That said, Christmas palm trees are not entirely problem-free. For one thing, the berry-like fruits they produce every year tend to fall under the tree and make a big mess. Even outdoors, having a pile of ripe fruits on the ground is an open invitation for bugs, foraging animals, and other undesirable critters to invade your garden. Here are some other issues you might encounter while caring for the Manila Palm.
That problem with the messy fruit is closely related to pruning. To be fair, the Christmas palm doesn’t need much pruning. When a leaf dies, it falls off the trunk leaving a little scar. This self-cleaning feature makes caring for the tree such an easy job.
To avoid the issue of having to clean the fallen fruits from under the tree, many gardeners cut off the flower stalks when they appear during the summer. This stops the fruits from growing on the tree altogether.
One of the reasons many gardeners like the Christmas palm is that it grows well in fairly poor soil such as the one found in South Florida. The tree hardly suffers from malnutrition, and only in extreme cases would it require a supplement of boron. Boron deficiency is a serious problem when it occurs. It affects the shape and colors of the leaves and also impacts the fruits.
When a Christmas palm has boron deficiency it will have irregular leave sizes. Some of the leaves remain unopened and might even grow sideways. Curiously, if one of your trees gets boron deficiency, it might have to do with competition with other trees and not a problem in the soil itself. Just move the ill tree to a new area so that it can get enough nutrition.
Another reason to love this tree is that it’s practically disease-free. Bugs and infections don’t target it and the tree lives a healthy life for the most part. However, one disease seems to afflict the Christmas palm. It’s called lethal yellowing and is caused by bacteria called phytoplasma. As the name implies, the disease leads to discoloration of the tree’s foliage and it’s also lethal.
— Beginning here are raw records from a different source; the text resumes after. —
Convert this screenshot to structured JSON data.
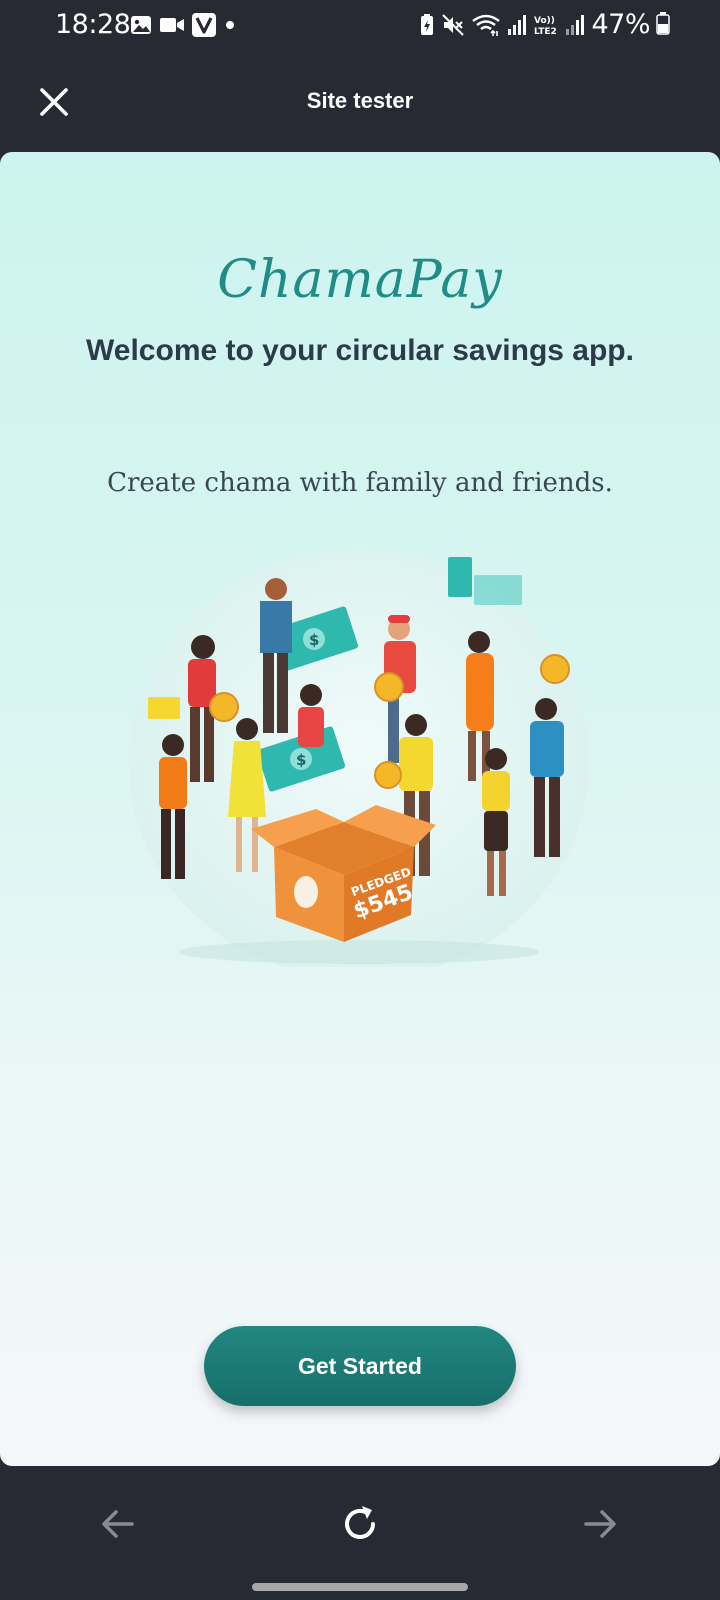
{
  "status_bar": {
    "time": "18:28",
    "battery_percent": "47%",
    "network_label": "Vo)) LTE2"
  },
  "app_bar": {
    "title": "Site tester"
  },
  "page": {
    "brand": "ChamaPay",
    "headline": "Welcome to your circular savings app.",
    "subline": "Create chama with family and friends.",
    "illustration_box_text": "PLEDGED $545",
    "cta_label": "Get Started"
  },
  "icons": {
    "close": "close-icon",
    "back": "arrow-left-icon",
    "reload": "reload-icon",
    "forward": "arrow-right-icon"
  },
  "colors": {
    "brand": "#1f8c86",
    "cta": "#1a7a75",
    "chrome": "#282a33"
  }
}
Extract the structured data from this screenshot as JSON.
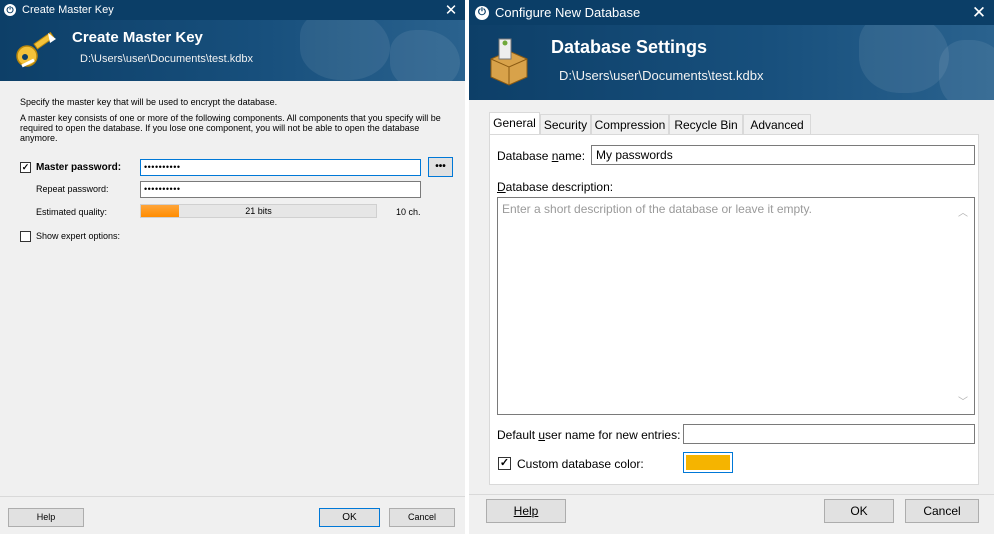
{
  "create_master_key": {
    "title": "Create Master Key",
    "header_title": "Create Master Key",
    "header_path": "D:\\Users\\user\\Documents\\test.kdbx",
    "intro": "Specify the master key that will be used to encrypt the database.",
    "description": "A master key consists of one or more of the following components. All components that you specify will be required to open the database. If you lose one component, you will not be able to open the database anymore.",
    "master_password_label": "Master password:",
    "master_password_value": "••••••••••",
    "repeat_password_label": "Repeat password:",
    "repeat_password_value": "••••••••••",
    "quality_label": "Estimated quality:",
    "quality_bits": "21 bits",
    "quality_chars": "10 ch.",
    "quality_fraction": 0.16,
    "show_expert_label": "Show expert options:",
    "reveal_button": "•••",
    "help": "Help",
    "ok": "OK",
    "cancel": "Cancel"
  },
  "configure_db": {
    "title": "Configure New Database",
    "header_title": "Database Settings",
    "header_path": "D:\\Users\\user\\Documents\\test.kdbx",
    "tabs": [
      "General",
      "Security",
      "Compression",
      "Recycle Bin",
      "Advanced"
    ],
    "db_name_label": "Database name:",
    "db_name_value": "My passwords",
    "db_desc_label": "Database description:",
    "db_desc_placeholder": "Enter a short description of the database or leave it empty.",
    "default_user_label": "Default user name for new entries:",
    "default_user_value": "",
    "custom_color_label": "Custom database color:",
    "custom_color": "#f5b400",
    "help": "Help",
    "ok": "OK",
    "cancel": "Cancel"
  },
  "colors": {
    "titlebar": "#0b3e67",
    "accent_focus": "#0078d7",
    "quality_bar": "#ff8c00"
  }
}
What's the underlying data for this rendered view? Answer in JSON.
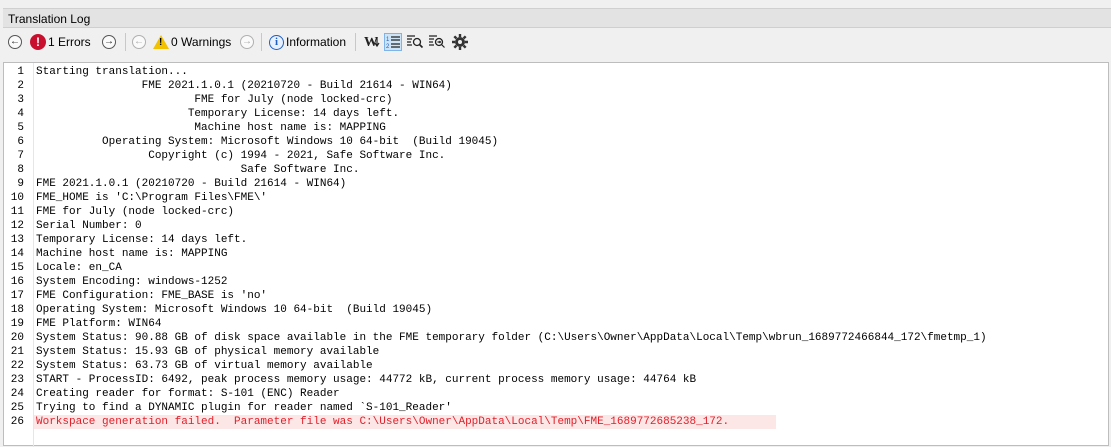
{
  "panel": {
    "title": "Translation Log"
  },
  "toolbar": {
    "errors_label": "1 Errors",
    "warnings_label": "0 Warnings",
    "information_label": "Information"
  },
  "log_lines": [
    {
      "n": "1",
      "text": "Starting translation...",
      "error": false
    },
    {
      "n": "2",
      "text": "                FME 2021.1.0.1 (20210720 - Build 21614 - WIN64)",
      "error": false
    },
    {
      "n": "3",
      "text": "                        FME for July (node locked-crc)",
      "error": false
    },
    {
      "n": "4",
      "text": "                       Temporary License: 14 days left.",
      "error": false
    },
    {
      "n": "5",
      "text": "                        Machine host name is: MAPPING",
      "error": false
    },
    {
      "n": "6",
      "text": "          Operating System: Microsoft Windows 10 64-bit  (Build 19045)",
      "error": false
    },
    {
      "n": "7",
      "text": "                 Copyright (c) 1994 - 2021, Safe Software Inc.",
      "error": false
    },
    {
      "n": "8",
      "text": "                               Safe Software Inc.",
      "error": false
    },
    {
      "n": "9",
      "text": "FME 2021.1.0.1 (20210720 - Build 21614 - WIN64)",
      "error": false
    },
    {
      "n": "10",
      "text": "FME_HOME is 'C:\\Program Files\\FME\\'",
      "error": false
    },
    {
      "n": "11",
      "text": "FME for July (node locked-crc)",
      "error": false
    },
    {
      "n": "12",
      "text": "Serial Number: 0",
      "error": false
    },
    {
      "n": "13",
      "text": "Temporary License: 14 days left.",
      "error": false
    },
    {
      "n": "14",
      "text": "Machine host name is: MAPPING",
      "error": false
    },
    {
      "n": "15",
      "text": "Locale: en_CA",
      "error": false
    },
    {
      "n": "16",
      "text": "System Encoding: windows-1252",
      "error": false
    },
    {
      "n": "17",
      "text": "FME Configuration: FME_BASE is 'no'",
      "error": false
    },
    {
      "n": "18",
      "text": "Operating System: Microsoft Windows 10 64-bit  (Build 19045)",
      "error": false
    },
    {
      "n": "19",
      "text": "FME Platform: WIN64",
      "error": false
    },
    {
      "n": "20",
      "text": "System Status: 90.88 GB of disk space available in the FME temporary folder (C:\\Users\\Owner\\AppData\\Local\\Temp\\wbrun_1689772466844_172\\fmetmp_1)",
      "error": false
    },
    {
      "n": "21",
      "text": "System Status: 15.93 GB of physical memory available",
      "error": false
    },
    {
      "n": "22",
      "text": "System Status: 63.73 GB of virtual memory available",
      "error": false
    },
    {
      "n": "23",
      "text": "START - ProcessID: 6492, peak process memory usage: 44772 kB, current process memory usage: 44764 kB",
      "error": false
    },
    {
      "n": "24",
      "text": "Creating reader for format: S-101 (ENC) Reader",
      "error": false
    },
    {
      "n": "25",
      "text": "Trying to find a DYNAMIC plugin for reader named `S-101_Reader'",
      "error": false
    },
    {
      "n": "26",
      "text": "Workspace generation failed.  Parameter file was C:\\Users\\Owner\\AppData\\Local\\Temp\\FME_1689772685238_172.",
      "error": true
    }
  ]
}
If left without treatment, lethal yellowing causes the leaves to wilt and fall. Buds fail to grow and mature and eventually the tree itself dies. The best treatment for this disease is an injection of oxytetracycline antibiotic in the trunk of the tree.
Xmas Palm Tree Tips
From what we have covered so far, the Christmas palm is easy to plant, grow, and care for. For the most part, it’s disease-free, fuss-free, and is low-maintenance. So how do you get the most out of your tree and ensure it always stays healthy and bright? The following tips come in handy.
- Move the tree inside if the temperature goes below 40 degrees Fahrenheit. Even though it can handle temperature as low as 30 degrees, exposure to this cold weather for too long has a negative impact on the tree’s health and growth.
- Clean the tree regularly and spray its fronds with lukewarm water. The leaves attract dust which makes it fertile ground for mites and other insects.
- Cut off the flower stalks if you don’t like messy fruits dropping under the tree.
- Check the tree for spider mites and scale insects. They build webs and nests between the leaves, especially in the winter.
- It is recommended that you repot the Christmas palm every few years. As the tree’s root ball grows large, it needs a larger container to facilitate its growth.
- Use a sturdy and heavy container to handle the top-heavy tree.
- The best time to repot the Christmas palm tree is in the spring before the bloom season.
Image from @beeboyz_contractors_inc